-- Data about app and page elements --
[Start of Attachment]
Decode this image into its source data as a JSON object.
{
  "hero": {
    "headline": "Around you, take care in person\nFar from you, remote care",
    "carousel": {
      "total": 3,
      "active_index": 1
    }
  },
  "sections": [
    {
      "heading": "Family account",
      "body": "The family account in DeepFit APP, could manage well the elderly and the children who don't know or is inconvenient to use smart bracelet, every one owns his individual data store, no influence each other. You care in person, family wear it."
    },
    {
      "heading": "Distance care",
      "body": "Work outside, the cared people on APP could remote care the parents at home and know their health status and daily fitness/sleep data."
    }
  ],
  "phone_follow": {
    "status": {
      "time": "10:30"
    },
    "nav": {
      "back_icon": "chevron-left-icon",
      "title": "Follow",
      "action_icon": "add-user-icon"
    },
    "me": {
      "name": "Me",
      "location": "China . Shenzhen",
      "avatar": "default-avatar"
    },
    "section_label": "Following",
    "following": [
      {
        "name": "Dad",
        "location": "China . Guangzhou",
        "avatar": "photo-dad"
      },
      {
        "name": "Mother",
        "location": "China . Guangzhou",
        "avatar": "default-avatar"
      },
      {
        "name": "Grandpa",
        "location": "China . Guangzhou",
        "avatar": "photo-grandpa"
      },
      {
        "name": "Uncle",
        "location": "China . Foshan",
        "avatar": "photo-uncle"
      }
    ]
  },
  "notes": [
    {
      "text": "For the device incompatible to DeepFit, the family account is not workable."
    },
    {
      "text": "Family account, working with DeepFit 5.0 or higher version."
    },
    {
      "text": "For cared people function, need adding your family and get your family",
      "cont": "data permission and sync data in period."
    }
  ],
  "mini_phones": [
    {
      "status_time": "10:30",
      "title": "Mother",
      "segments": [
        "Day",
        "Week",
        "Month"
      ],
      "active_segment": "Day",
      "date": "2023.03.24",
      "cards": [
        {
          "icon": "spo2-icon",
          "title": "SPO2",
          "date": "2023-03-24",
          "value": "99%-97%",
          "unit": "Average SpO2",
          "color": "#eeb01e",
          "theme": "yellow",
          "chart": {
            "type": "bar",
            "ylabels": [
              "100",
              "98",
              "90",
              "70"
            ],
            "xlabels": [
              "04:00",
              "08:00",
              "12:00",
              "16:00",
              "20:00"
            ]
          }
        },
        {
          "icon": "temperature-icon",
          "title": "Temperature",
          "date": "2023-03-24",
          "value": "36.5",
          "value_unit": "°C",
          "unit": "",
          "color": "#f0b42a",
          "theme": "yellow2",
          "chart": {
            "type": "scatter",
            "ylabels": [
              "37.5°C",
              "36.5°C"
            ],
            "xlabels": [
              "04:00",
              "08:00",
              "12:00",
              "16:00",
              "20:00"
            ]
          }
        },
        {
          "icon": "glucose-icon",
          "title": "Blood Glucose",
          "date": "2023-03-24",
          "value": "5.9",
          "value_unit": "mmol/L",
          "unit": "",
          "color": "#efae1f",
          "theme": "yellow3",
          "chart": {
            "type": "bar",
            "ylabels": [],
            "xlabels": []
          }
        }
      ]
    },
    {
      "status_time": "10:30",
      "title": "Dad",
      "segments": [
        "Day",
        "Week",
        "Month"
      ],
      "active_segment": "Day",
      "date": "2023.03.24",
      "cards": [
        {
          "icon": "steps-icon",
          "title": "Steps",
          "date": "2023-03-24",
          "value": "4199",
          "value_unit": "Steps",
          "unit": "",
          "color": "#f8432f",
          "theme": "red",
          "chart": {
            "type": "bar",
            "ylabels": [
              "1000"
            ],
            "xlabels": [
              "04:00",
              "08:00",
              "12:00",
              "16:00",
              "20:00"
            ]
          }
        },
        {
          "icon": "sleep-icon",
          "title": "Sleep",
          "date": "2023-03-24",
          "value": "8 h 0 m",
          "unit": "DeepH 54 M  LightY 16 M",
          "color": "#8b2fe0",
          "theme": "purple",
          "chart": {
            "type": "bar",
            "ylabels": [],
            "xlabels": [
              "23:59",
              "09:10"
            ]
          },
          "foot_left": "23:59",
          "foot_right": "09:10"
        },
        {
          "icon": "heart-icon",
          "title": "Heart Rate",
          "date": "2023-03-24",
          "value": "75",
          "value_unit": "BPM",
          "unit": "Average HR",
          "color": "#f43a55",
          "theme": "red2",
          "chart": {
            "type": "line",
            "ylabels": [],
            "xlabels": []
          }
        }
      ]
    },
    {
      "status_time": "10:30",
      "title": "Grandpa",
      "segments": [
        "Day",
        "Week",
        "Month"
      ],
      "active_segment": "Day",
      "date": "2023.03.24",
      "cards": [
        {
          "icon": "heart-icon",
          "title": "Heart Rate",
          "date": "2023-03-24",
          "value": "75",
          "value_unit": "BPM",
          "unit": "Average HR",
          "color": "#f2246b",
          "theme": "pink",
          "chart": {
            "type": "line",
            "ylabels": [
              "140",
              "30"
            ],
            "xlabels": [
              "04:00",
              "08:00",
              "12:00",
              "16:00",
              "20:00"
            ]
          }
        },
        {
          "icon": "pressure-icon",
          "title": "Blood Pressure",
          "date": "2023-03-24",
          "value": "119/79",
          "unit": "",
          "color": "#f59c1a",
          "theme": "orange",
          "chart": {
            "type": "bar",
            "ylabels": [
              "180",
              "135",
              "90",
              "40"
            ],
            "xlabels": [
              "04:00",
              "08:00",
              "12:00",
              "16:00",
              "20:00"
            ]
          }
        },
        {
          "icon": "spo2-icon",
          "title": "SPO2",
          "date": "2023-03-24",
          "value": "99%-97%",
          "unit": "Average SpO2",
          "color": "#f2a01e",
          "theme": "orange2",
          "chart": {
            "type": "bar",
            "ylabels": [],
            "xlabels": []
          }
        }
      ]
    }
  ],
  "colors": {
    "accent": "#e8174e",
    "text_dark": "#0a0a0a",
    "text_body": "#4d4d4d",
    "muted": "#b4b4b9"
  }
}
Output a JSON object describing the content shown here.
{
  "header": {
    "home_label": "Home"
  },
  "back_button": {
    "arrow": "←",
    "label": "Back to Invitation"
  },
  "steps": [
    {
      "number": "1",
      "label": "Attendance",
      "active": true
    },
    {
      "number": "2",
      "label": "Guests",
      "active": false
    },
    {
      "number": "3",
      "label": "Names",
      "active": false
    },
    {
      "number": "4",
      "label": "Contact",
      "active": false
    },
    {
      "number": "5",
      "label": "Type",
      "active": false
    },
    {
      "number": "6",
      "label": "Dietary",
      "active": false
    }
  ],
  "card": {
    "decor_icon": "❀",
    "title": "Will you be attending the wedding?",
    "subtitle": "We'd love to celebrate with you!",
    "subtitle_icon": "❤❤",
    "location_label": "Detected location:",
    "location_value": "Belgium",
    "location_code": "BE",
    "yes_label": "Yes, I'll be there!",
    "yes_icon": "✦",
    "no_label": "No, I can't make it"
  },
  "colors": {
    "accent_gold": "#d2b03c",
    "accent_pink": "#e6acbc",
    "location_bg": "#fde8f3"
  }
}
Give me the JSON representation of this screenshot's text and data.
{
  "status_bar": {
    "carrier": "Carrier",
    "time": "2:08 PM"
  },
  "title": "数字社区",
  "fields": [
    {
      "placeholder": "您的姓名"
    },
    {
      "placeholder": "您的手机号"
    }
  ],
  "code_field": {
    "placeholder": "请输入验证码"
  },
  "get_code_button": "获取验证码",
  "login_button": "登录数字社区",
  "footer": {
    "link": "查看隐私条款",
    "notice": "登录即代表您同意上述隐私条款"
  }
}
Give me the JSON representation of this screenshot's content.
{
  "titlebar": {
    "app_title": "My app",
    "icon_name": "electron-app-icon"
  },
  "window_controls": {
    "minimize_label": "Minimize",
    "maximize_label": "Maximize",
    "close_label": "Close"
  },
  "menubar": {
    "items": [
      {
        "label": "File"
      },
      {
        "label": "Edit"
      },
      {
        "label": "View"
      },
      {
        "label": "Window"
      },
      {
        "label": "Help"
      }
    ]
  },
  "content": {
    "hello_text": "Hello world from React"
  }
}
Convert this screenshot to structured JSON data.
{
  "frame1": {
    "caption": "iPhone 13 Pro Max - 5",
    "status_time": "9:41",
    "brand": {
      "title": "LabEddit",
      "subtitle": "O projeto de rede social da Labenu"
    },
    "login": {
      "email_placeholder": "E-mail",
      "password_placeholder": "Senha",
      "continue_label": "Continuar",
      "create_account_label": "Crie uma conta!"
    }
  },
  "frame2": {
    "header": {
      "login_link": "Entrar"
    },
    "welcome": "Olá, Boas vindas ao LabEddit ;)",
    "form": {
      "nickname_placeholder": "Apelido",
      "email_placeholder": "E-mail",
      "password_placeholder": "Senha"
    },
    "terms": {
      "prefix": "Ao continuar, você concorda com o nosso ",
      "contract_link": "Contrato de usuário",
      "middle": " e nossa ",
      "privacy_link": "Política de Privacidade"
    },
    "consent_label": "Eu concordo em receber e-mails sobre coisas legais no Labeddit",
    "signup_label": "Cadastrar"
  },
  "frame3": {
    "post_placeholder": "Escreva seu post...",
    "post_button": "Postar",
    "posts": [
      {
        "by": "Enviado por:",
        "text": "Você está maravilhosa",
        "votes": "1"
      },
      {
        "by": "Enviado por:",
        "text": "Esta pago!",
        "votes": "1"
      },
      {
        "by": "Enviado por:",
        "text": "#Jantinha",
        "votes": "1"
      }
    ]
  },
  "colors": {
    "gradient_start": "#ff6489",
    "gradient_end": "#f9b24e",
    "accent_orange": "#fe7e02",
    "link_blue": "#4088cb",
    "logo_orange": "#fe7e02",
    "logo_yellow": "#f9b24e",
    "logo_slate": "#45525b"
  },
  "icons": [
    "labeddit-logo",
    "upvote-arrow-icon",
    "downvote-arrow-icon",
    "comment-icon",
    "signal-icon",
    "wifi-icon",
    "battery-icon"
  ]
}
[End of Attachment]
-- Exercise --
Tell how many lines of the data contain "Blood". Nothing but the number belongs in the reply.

-- Solution to this exercise --
2